Mayor O'Malley - He has been both a chief critic of any plan authored by the Ehrlich Administration as well as a court opponent. He has used his city's legal department to fight the governor, and the one big victory, the decision to suspend the implementation of the governor's negotiated rate plan, has been touted across the state in an election-style media blitz.
Expect him to arrive in Annapolis during the upcoming special session at the same time the cameras and reporters appear. He'll need to stay on top of the process, and he and the legislative leaders will stay in constant contact to maximize the Democrats' political advantage.
Montgomery County Executive Doug Duncan - While Mayor O'Malley and Governor Ehrlich are battling in court and on the front pages, Mr. Duncan is sitting back and smiling. His media statements reflect his whole campaign strategy. He criticizes Governor Ehrlich for allowing "his" ineffective" PSC to let a huge rate increase to slip by, and attacks Mayor O'Malley for wasting time fighting Ehrlich's plan in court.
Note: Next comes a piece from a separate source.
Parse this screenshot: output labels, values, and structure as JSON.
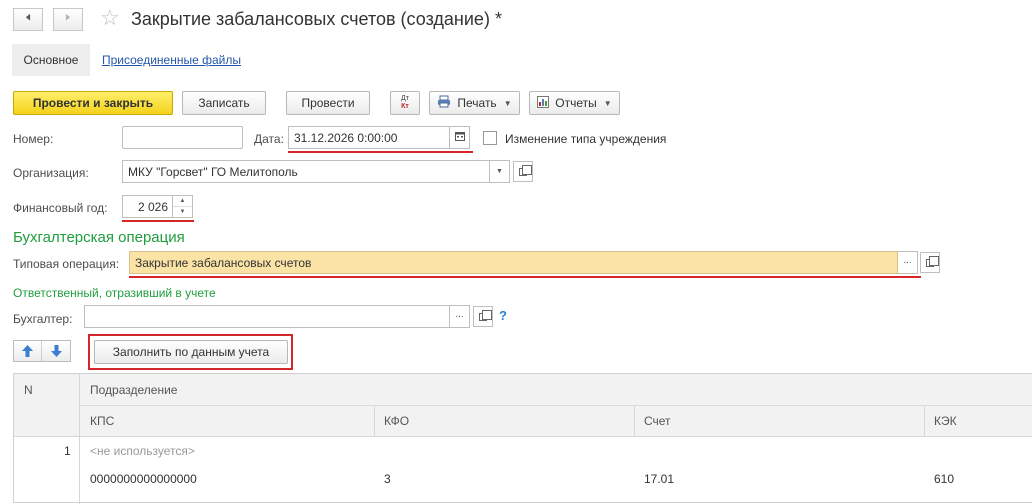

He'll be in Annapolis, too. In fact, all three will be vying for TV time. In the end, this will be a major, deciding issue in the November election, so all three guys will want to influence the court of public opinion.
The General Assembly - Democrats, led by Del. Curt Anderson (D., Baltimore City), have been clamoring for the special session. On top of their priorities is the demolition of the Public Service Commission, notably the Ehrlich appointees. It is crucial to their strategy that the Democrats make this about the PSC, not the past actions of the legislature.
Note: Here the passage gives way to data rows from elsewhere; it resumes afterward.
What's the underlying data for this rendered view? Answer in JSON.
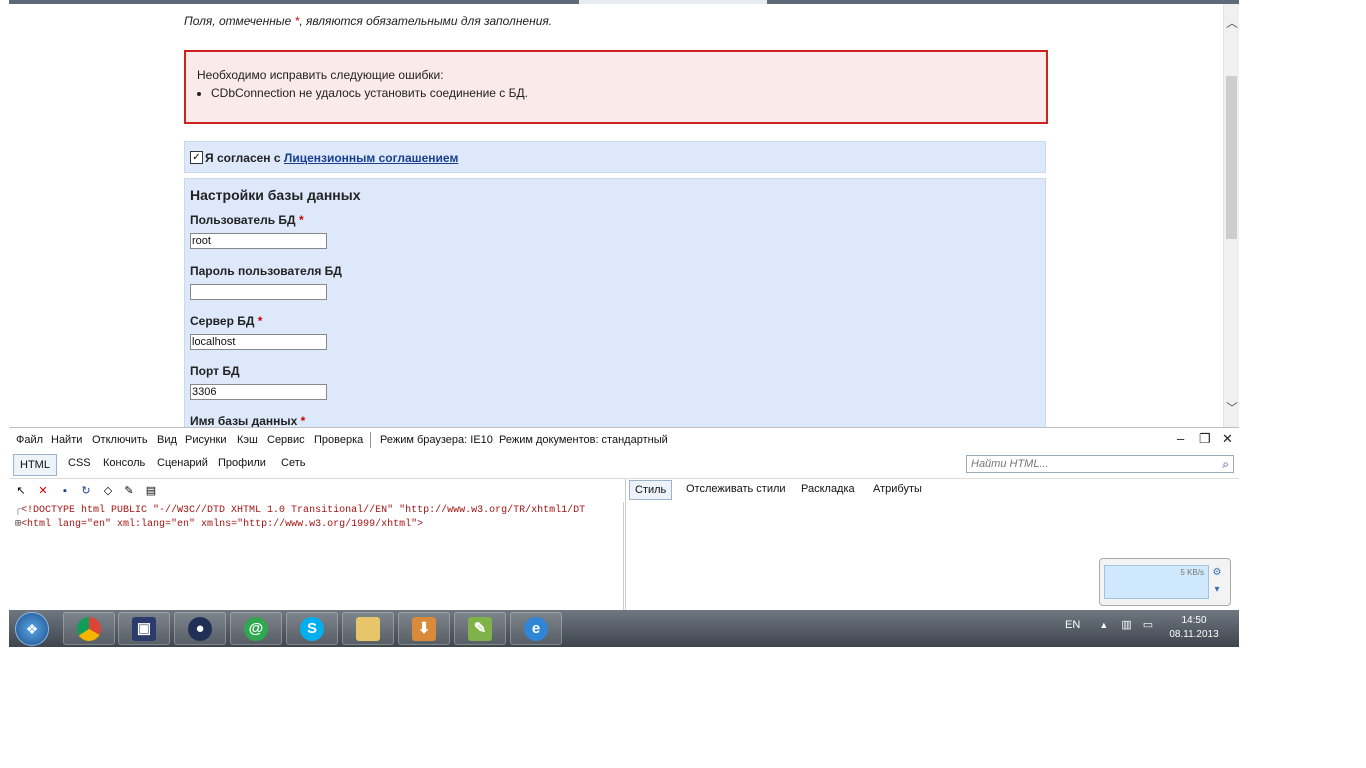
{
  "page": {
    "required_note_before": "Поля, отмеченные ",
    "required_star": "*",
    "required_note_after": ", являются обязательными для заполнения.",
    "errors": {
      "heading": "Необходимо исправить следующие ошибки:",
      "items": [
        "CDbConnection не удалось установить соединение с БД."
      ]
    },
    "license": {
      "checkbox_mark": "✓",
      "label": "Я согласен с ",
      "link": "Лицензионным соглашением",
      "checked": true
    },
    "db": {
      "title": "Настройки базы данных",
      "user_label": "Пользователь БД",
      "user_value": "root",
      "password_label": "Пароль пользователя БД",
      "password_value": "",
      "server_label": "Сервер БД",
      "server_value": "localhost",
      "port_label": "Порт БД",
      "port_value": "3306",
      "dbname_label": "Имя базы данных",
      "star": "*"
    }
  },
  "devtools": {
    "menu": [
      "Файл",
      "Найти",
      "Отключить",
      "Вид",
      "Рисунки",
      "Кэш",
      "Сервис",
      "Проверка"
    ],
    "browser_mode": "Режим браузера: IE10",
    "document_mode": "Режим документов: стандартный",
    "window_controls": [
      "–",
      "❐",
      "✕"
    ],
    "tabs": [
      "HTML",
      "CSS",
      "Консоль",
      "Сценарий",
      "Профили",
      "Сеть"
    ],
    "search_placeholder": "Найти HTML...",
    "right_tabs": [
      "Стиль",
      "Отслеживать стили",
      "Раскладка",
      "Атрибуты"
    ],
    "code_line1": "<!DOCTYPE html PUBLIC \"-//W3C//DTD XHTML 1.0 Transitional//EN\" \"http://www.w3.org/TR/xhtml1/DT",
    "code_line2": "<html lang=\"en\" xml:lang=\"en\" xmlns=\"http://www.w3.org/1999/xhtml\">"
  },
  "net_widget": {
    "rate": "5 KB/s"
  },
  "taskbar": {
    "apps": [
      "chrome-icon",
      "floppy-icon",
      "keepass-icon",
      "mail-icon",
      "skype-icon",
      "folder-icon",
      "download-icon",
      "notepad-icon",
      "ie-icon"
    ],
    "tray_lang": "EN",
    "tray_arrow": "▲",
    "time": "14:50",
    "date": "08.11.2013"
  }
}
This political sleight of hand is a crucial aspect of the Democrat's spin for November. Every statement they make, every reference in press conferences, and the bills they craft will be designed to make enemies of BGE, Constellation, the PSC, and Governor Ehrlich.
Republicans will try to defend the rate stabilization plan crafted during the last session. We'll also try to make it clear that while it's politically easy to blame the PSC, the bad outcome is a result of the legislature, not the administration. That will be a little weird itself, since some of the Republicans who will have to argue on behalf of the governor have themselves voted for deregulation.
Will we produce something better than that which is already out there? Sadly, probably not. If we blow up the PSC, take away the power of the governor to appoint new members, and pass the same rate stabilization that the House passed back in April, that might be about as good as it gets.